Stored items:
Start of Block

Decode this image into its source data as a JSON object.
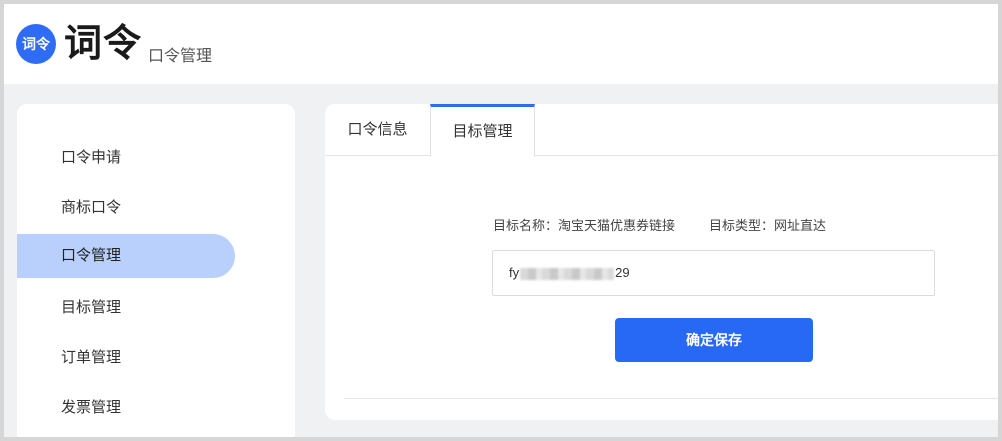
{
  "header": {
    "logo_text": "词令",
    "title": "词令",
    "subtitle": "口令管理"
  },
  "sidebar": {
    "items": [
      {
        "label": "口令申请"
      },
      {
        "label": "商标口令"
      },
      {
        "label": "口令管理",
        "active": true
      },
      {
        "label": "目标管理"
      },
      {
        "label": "订单管理"
      },
      {
        "label": "发票管理"
      }
    ]
  },
  "tabs": [
    {
      "label": "口令信息"
    },
    {
      "label": "目标管理",
      "active": true
    }
  ],
  "target": {
    "name_label": "目标名称：",
    "name_value": "淘宝天猫优惠券链接",
    "type_label": "目标类型：",
    "type_value": "网址直达",
    "input_prefix": "fy",
    "input_suffix": "29"
  },
  "save_button": "确定保存",
  "colors": {
    "accent": "#2768f5",
    "active_item_bg": "#b8d0fb"
  }
}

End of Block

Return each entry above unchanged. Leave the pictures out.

→ **Response box**:
Decode this image into its source data as a JSON object.
{
  "header": {
    "logo_text": "词令",
    "title": "词令",
    "subtitle": "口令管理"
  },
  "sidebar": {
    "items": [
      {
        "label": "口令申请"
      },
      {
        "label": "商标口令"
      },
      {
        "label": "口令管理",
        "active": true
      },
      {
        "label": "目标管理"
      },
      {
        "label": "订单管理"
      },
      {
        "label": "发票管理"
      }
    ]
  },
  "tabs": [
    {
      "label": "口令信息"
    },
    {
      "label": "目标管理",
      "active": true
    }
  ],
  "target": {
    "name_label": "目标名称：",
    "name_value": "淘宝天猫优惠券链接",
    "type_label": "目标类型：",
    "type_value": "网址直达",
    "input_prefix": "fy",
    "input_suffix": "29"
  },
  "save_button": "确定保存",
  "colors": {
    "accent": "#2768f5",
    "active_item_bg": "#b8d0fb"
  }
}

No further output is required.